Dynamic Social Networks Promote Cooperation in Experiments with Humans

Investigators set out to test the theory that people change their behavior in response to their social partners. They conducted experiments using an artificial social network and online economic game. In the game, each subject interacts with his/her neighbors by either cooperating or defecting. When cooperating, individuals pay 50 units to each neighbor, resulting in the neighbor gaining 100 units. Defection results in no costs or benefits to either party. Before making each decision, subjects are reminded of their neighbor’s previous decision.

The investigators examined three kinds of network conditions:

  1. Random link—20 percent of possible links are randomly updated to create a well-mixed population.
  2. Fixed link—the network is static and remains so.
  3. Strategic link—a percentage of pairs are randomly picked to have their connections updated (kept or broken), being aware of the other’s action in the proceeding round.
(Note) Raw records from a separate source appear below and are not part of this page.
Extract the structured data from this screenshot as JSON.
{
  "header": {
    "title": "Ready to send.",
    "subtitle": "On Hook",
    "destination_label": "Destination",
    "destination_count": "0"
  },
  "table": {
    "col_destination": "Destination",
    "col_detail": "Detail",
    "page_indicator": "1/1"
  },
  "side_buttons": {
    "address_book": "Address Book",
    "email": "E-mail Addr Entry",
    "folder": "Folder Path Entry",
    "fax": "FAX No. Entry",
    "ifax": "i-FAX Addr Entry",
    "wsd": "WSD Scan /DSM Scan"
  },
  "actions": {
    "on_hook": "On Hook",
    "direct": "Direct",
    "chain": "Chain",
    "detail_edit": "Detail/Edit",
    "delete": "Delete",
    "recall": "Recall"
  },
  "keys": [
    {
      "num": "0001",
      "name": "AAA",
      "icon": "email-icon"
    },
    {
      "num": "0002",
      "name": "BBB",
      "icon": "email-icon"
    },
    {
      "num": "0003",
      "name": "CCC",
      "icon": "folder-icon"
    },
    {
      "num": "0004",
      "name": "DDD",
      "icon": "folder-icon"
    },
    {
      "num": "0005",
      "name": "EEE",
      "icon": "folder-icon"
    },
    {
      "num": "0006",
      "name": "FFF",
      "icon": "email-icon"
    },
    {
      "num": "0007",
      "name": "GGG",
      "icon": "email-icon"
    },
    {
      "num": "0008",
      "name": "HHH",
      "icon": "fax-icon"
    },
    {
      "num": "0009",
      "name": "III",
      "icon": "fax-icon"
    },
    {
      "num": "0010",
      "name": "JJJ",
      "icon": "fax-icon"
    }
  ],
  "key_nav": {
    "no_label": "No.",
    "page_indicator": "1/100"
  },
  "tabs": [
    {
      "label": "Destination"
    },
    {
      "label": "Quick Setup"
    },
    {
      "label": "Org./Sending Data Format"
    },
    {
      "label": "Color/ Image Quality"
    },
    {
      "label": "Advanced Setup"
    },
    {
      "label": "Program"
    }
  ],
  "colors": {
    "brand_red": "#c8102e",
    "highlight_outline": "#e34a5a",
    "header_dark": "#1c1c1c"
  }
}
In one of two strategic link scenarios, the network updates infrequently, replacing 10 percent of pairings each round (viscous). In another, the network updates more frequently, with 30 percent of pairings potentially changing each round (fluid).

As expected, investigators found cooperation declines steeply over time in the random and fixed network conditions. In the viscous network, cooperation also decreases over time. However, in the fluid network cooperation remained robust and stable throughout the experiment. The findings from the fluid network reinforce the fact that when subjects can preferentially break social links with defectors and maintain connections with cooperators, an incentive to cooperate is created and network structures can be maintained.